My parents have goats on their property just west of Dripping Springs. The goats have names, which makes them part of the family.
This story is about a goat named Cookie and her daughter named Cookie-Ballah. Cookie-Ballah, who is an adult goat, never left her mother’s side. Anywhere Cookie was, Cookie-Ballah would be spotted within feet of her. Cookie was recently pregnant again and had a couple of new babies. (The babies do not have names because my parents won’t be keeping them.) Cookie was taking care of her new babies, and Cookie-Ballah was nearby. When one of the babies went to nurse on Cookie, Cookie-Ballah attacked the baby. Cookie immediately responded in kind to Cookie-Ballah, in defense of her new baby. After Cookie attacked her, Cookie-Ballah started to walk away. She took a few steps towards the larger herd and then stopped and looked back at her mother. She took another few steps and stopped again to look back at her mother. She continued taking a few steps and looking back at her mother until she entered the mix with the herd, separated from her mother for the first time since her birth.
My heart ached for Cookie-Ballah as Mom told me this story. These animals are just like us. They love and get hurt. They feel pride and shame. (If you don’t believe me that goats feel shame, ask me about Pumpkin and his horns. You’ll believe me then.) They hurt others when they don’t mean to. And when their hearts are broken, they walk away slowly, looking back in disbelief as though to ask, “Are you sure I have to go?”

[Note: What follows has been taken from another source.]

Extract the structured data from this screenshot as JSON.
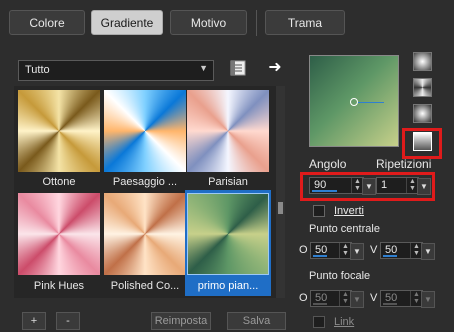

I trust when Cookie is done nursing her new babies, she will connect again with Cookie-Ballah. But I hurt for Cookie-Ballah until then. She’s just sitting with the herd, waiting for the one she loves most to want her close again.